• [What needs to be done]
Search the records for the string "this", then copy each line where it appears.

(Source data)
====

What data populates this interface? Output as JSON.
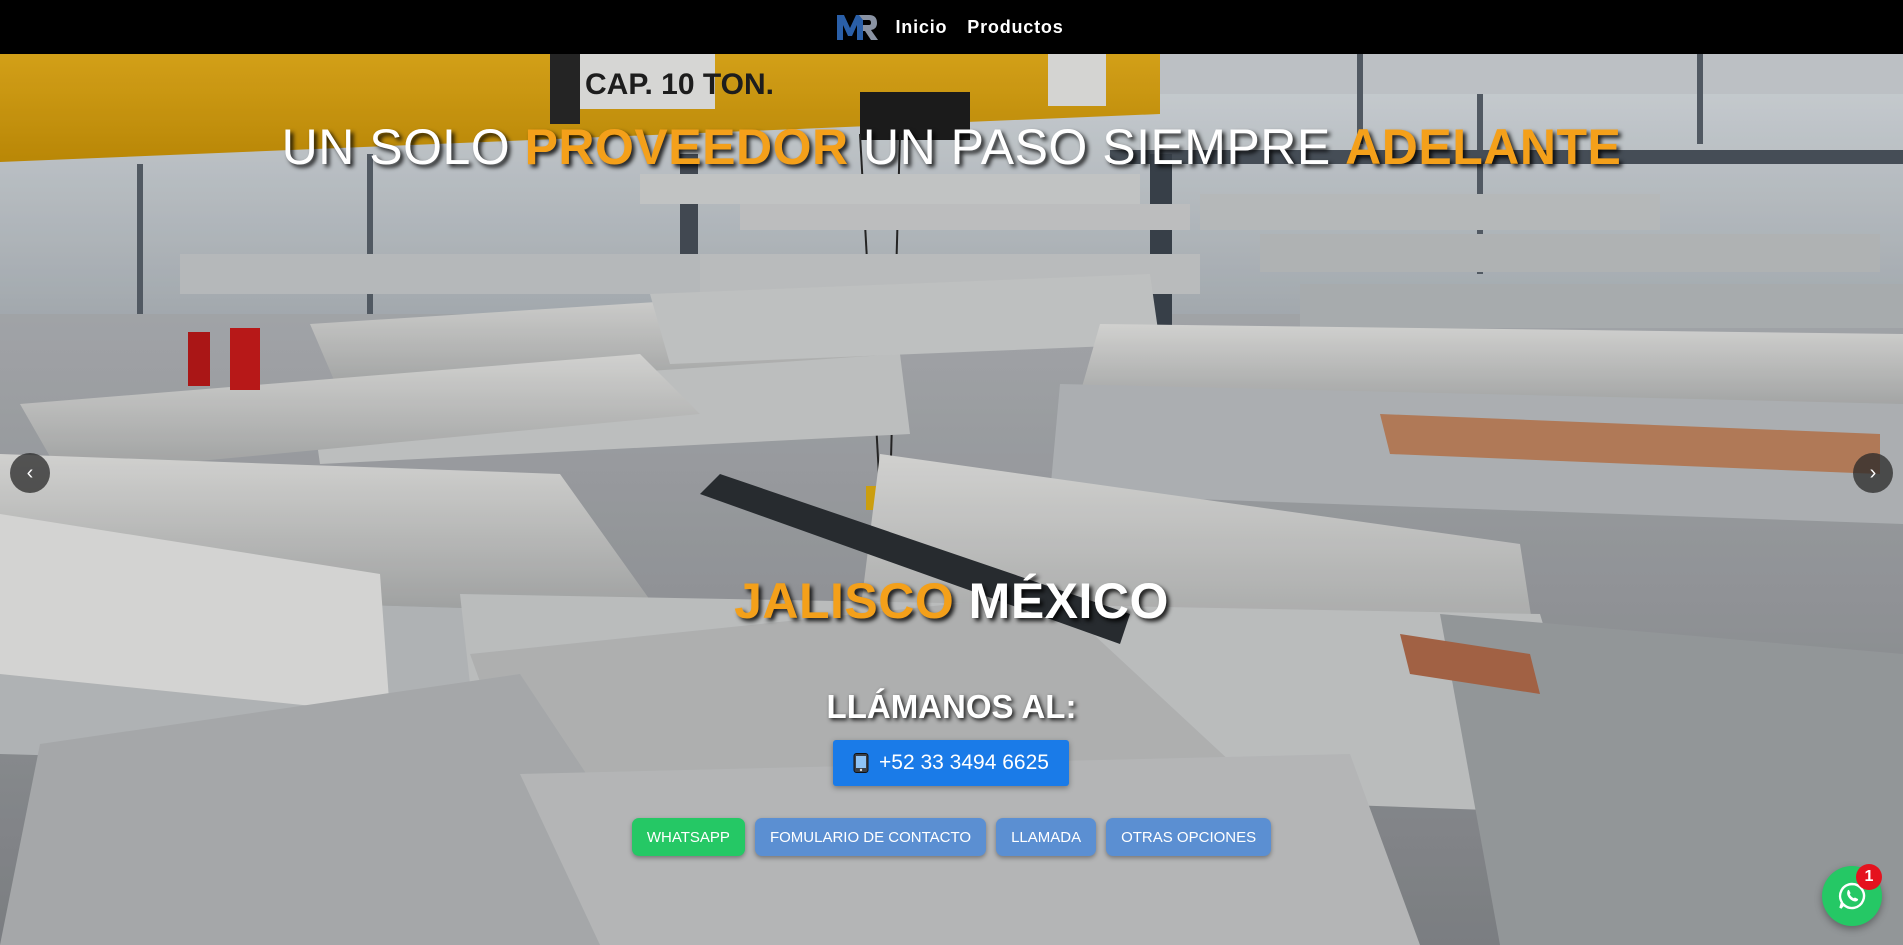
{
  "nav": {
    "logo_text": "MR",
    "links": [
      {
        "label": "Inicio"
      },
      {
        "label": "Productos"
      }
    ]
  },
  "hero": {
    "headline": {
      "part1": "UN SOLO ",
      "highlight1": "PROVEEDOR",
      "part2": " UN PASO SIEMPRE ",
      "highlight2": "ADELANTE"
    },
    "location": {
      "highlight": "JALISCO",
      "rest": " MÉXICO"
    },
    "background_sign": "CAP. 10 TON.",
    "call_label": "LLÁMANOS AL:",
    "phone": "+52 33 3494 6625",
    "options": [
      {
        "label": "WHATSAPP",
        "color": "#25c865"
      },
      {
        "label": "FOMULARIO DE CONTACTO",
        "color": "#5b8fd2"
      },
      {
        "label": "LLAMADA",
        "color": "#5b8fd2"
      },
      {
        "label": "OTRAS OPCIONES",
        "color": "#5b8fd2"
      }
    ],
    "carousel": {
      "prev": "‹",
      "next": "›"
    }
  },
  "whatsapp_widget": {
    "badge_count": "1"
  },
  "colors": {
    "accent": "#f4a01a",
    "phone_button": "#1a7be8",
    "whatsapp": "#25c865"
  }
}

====

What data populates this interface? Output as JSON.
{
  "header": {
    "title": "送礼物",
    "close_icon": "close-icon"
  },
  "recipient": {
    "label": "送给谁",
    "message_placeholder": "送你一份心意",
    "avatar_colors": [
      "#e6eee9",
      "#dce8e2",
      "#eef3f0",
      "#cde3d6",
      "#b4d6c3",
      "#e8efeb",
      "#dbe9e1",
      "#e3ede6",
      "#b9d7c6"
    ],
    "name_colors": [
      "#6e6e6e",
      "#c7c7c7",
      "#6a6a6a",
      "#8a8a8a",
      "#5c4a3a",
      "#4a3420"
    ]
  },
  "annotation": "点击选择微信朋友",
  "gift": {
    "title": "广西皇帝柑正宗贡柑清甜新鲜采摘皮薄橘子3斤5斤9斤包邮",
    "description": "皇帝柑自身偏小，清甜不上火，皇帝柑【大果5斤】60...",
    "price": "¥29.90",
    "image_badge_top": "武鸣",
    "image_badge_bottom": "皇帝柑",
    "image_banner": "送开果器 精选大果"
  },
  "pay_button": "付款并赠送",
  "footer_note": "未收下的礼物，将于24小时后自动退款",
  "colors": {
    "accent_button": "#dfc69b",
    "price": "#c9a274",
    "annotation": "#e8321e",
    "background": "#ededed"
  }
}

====

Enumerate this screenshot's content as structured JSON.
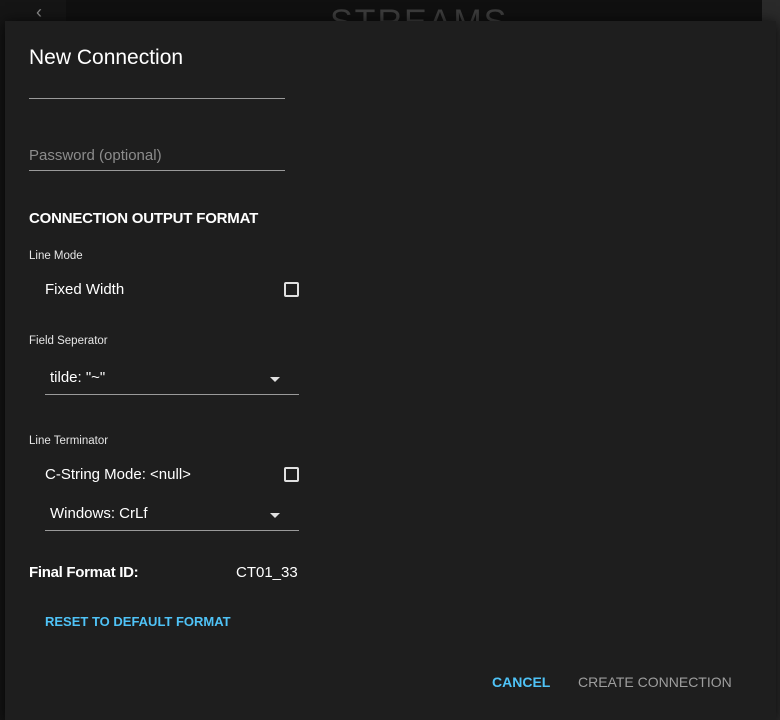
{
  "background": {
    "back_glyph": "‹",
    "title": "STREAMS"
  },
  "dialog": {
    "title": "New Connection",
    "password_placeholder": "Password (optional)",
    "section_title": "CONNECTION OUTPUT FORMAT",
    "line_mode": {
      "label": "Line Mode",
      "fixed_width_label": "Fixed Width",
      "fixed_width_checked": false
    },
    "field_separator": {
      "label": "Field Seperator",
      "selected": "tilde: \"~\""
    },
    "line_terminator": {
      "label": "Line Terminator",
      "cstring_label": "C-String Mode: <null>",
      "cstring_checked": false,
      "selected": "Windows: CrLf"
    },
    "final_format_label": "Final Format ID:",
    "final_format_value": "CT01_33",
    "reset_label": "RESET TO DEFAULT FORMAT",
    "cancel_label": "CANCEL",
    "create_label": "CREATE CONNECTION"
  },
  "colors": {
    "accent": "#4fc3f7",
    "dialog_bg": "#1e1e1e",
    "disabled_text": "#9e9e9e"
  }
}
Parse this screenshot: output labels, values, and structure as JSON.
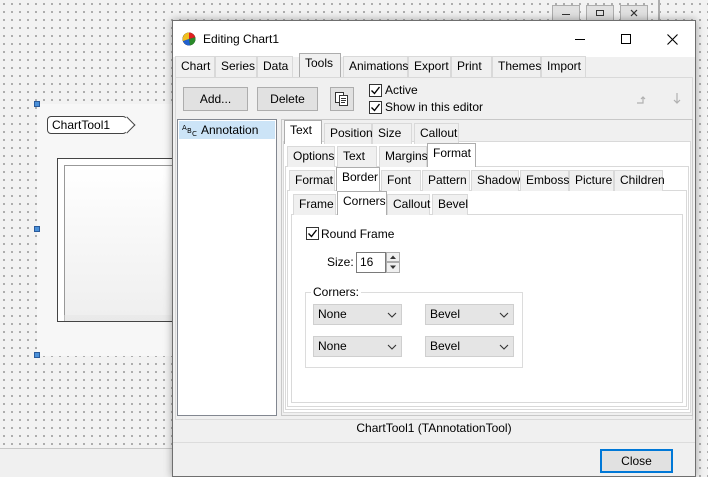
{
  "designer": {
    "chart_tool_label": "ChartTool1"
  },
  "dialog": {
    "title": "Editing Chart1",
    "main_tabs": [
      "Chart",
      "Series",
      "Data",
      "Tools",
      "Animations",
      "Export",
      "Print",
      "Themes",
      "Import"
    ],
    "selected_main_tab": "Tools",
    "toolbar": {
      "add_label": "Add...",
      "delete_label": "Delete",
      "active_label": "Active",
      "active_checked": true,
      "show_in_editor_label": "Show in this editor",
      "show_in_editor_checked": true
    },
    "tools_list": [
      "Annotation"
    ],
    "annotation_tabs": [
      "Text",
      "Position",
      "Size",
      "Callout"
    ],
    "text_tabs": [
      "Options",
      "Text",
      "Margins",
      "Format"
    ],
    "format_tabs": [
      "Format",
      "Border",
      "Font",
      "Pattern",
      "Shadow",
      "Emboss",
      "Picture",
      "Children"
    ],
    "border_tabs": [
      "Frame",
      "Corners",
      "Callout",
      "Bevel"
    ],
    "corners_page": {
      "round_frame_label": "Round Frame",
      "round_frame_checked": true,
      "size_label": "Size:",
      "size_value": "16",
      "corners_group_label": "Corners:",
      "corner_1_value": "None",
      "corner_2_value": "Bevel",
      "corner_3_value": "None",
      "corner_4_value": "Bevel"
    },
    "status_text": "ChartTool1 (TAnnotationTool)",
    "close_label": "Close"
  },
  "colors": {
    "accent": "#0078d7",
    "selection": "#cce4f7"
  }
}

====

• [Written answer]
What data populates this interface? Output as JSON.
What data populates this interface? Output as JSON.
Enumerate this screenshot's content as structured JSON.
Parse this screenshot: output labels, values, and structure as JSON.
      "show_in_editor_label": "Show in this editor",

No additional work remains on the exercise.